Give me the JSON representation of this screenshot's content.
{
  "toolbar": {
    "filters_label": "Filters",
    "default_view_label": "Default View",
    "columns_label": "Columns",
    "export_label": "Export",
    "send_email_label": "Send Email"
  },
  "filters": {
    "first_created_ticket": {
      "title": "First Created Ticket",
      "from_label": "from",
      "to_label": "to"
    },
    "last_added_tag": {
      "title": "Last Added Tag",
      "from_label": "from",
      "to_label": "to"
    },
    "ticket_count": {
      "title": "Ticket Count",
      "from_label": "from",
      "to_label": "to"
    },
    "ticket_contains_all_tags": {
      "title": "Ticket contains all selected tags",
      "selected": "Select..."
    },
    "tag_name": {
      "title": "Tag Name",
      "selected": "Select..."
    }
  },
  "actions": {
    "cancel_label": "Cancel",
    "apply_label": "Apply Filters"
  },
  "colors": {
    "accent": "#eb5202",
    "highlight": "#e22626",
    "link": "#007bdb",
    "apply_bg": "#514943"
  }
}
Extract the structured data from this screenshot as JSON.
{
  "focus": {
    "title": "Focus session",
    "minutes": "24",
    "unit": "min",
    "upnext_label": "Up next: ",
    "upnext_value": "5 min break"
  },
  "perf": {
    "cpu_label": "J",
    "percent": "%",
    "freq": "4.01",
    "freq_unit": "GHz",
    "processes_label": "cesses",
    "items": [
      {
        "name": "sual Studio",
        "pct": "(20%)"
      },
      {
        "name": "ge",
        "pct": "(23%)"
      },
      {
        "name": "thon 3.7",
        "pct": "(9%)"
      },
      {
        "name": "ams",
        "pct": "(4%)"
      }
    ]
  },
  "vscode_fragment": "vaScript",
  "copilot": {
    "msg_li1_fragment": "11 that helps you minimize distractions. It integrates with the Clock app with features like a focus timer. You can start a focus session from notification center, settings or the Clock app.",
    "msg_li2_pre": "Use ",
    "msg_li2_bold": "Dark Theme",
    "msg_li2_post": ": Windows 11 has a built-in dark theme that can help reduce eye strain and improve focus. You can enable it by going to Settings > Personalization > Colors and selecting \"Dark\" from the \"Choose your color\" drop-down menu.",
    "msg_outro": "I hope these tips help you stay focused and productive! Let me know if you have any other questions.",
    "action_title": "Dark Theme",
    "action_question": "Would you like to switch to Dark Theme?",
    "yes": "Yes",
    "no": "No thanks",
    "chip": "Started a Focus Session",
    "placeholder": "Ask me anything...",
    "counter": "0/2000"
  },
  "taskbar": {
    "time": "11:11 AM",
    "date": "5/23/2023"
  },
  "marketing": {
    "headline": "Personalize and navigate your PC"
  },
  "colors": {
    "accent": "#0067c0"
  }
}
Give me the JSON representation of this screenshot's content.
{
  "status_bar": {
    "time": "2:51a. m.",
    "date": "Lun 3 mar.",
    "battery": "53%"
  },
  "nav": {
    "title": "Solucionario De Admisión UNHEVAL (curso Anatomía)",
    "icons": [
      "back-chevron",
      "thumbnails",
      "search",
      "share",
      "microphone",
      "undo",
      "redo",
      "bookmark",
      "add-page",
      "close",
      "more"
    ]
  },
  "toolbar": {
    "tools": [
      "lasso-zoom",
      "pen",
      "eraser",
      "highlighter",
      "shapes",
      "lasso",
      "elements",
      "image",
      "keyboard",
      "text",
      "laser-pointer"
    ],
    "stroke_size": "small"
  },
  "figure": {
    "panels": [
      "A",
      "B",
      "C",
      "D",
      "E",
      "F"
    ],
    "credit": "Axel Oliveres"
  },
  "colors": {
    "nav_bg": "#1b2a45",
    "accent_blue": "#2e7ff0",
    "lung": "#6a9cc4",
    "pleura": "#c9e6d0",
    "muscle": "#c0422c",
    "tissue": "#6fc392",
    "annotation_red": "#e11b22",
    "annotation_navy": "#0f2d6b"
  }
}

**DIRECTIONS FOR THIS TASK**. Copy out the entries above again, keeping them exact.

**WRITTEN RESPONSE**.
Give me the JSON representation of this screenshot's content.
{
  "toolbar": {
    "filters_label": "Filters",
    "default_view_label": "Default View",
    "columns_label": "Columns",
    "export_label": "Export",
    "send_email_label": "Send Email"
  },
  "filters": {
    "first_created_ticket": {
      "title": "First Created Ticket",
      "from_label": "from",
      "to_label": "to"
    },
    "last_added_tag": {
      "title": "Last Added Tag",
      "from_label": "from",
      "to_label": "to"
    },
    "ticket_count": {
      "title": "Ticket Count",
      "from_label": "from",
      "to_label": "to"
    },
    "ticket_contains_all_tags": {
      "title": "Ticket contains all selected tags",
      "selected": "Select..."
    },
    "tag_name": {
      "title": "Tag Name",
      "selected": "Select..."
    }
  },
  "actions": {
    "cancel_label": "Cancel",
    "apply_label": "Apply Filters"
  },
  "colors": {
    "accent": "#eb5202",
    "highlight": "#e22626",
    "link": "#007bdb",
    "apply_bg": "#514943"
  }
}
Extract the structured data from this screenshot as JSON.
{
  "focus": {
    "title": "Focus session",
    "minutes": "24",
    "unit": "min",
    "upnext_label": "Up next: ",
    "upnext_value": "5 min break"
  },
  "perf": {
    "cpu_label": "J",
    "percent": "%",
    "freq": "4.01",
    "freq_unit": "GHz",
    "processes_label": "cesses",
    "items": [
      {
        "name": "sual Studio",
        "pct": "(20%)"
      },
      {
        "name": "ge",
        "pct": "(23%)"
      },
      {
        "name": "thon 3.7",
        "pct": "(9%)"
      },
      {
        "name": "ams",
        "pct": "(4%)"
      }
    ]
  },
  "vscode_fragment": "vaScript",
  "copilot": {
    "msg_li1_fragment": "11 that helps you minimize distractions. It integrates with the Clock app with features like a focus timer. You can start a focus session from notification center, settings or the Clock app.",
    "msg_li2_pre": "Use ",
    "msg_li2_bold": "Dark Theme",
    "msg_li2_post": ": Windows 11 has a built-in dark theme that can help reduce eye strain and improve focus. You can enable it by going to Settings > Personalization > Colors and selecting \"Dark\" from the \"Choose your color\" drop-down menu.",
    "msg_outro": "I hope these tips help you stay focused and productive! Let me know if you have any other questions.",
    "action_title": "Dark Theme",
    "action_question": "Would you like to switch to Dark Theme?",
    "yes": "Yes",
    "no": "No thanks",
    "chip": "Started a Focus Session",
    "placeholder": "Ask me anything...",
    "counter": "0/2000"
  },
  "taskbar": {
    "time": "11:11 AM",
    "date": "5/23/2023"
  },
  "marketing": {
    "headline": "Personalize and navigate your PC"
  },
  "colors": {
    "accent": "#0067c0"
  }
}
Give me the JSON representation of this screenshot's content.
{
  "status_bar": {
    "time": "2:51a. m.",
    "date": "Lun 3 mar.",
    "battery": "53%"
  },
  "nav": {
    "title": "Solucionario De Admisión UNHEVAL (curso Anatomía)",
    "icons": [
      "back-chevron",
      "thumbnails",
      "search",
      "share",
      "microphone",
      "undo",
      "redo",
      "bookmark",
      "add-page",
      "close",
      "more"
    ]
  },
  "toolbar": {
    "tools": [
      "lasso-zoom",
      "pen",
      "eraser",
      "highlighter",
      "shapes",
      "lasso",
      "elements",
      "image",
      "keyboard",
      "text",
      "laser-pointer"
    ],
    "stroke_size": "small"
  },
  "figure": {
    "panels": [
      "A",
      "B",
      "C",
      "D",
      "E",
      "F"
    ],
    "credit": "Axel Oliveres"
  },
  "colors": {
    "nav_bg": "#1b2a45",
    "accent_blue": "#2e7ff0",
    "lung": "#6a9cc4",
    "pleura": "#c9e6d0",
    "muscle": "#c0422c",
    "tissue": "#6fc392",
    "annotation_red": "#e11b22",
    "annotation_navy": "#0f2d6b"
  }
}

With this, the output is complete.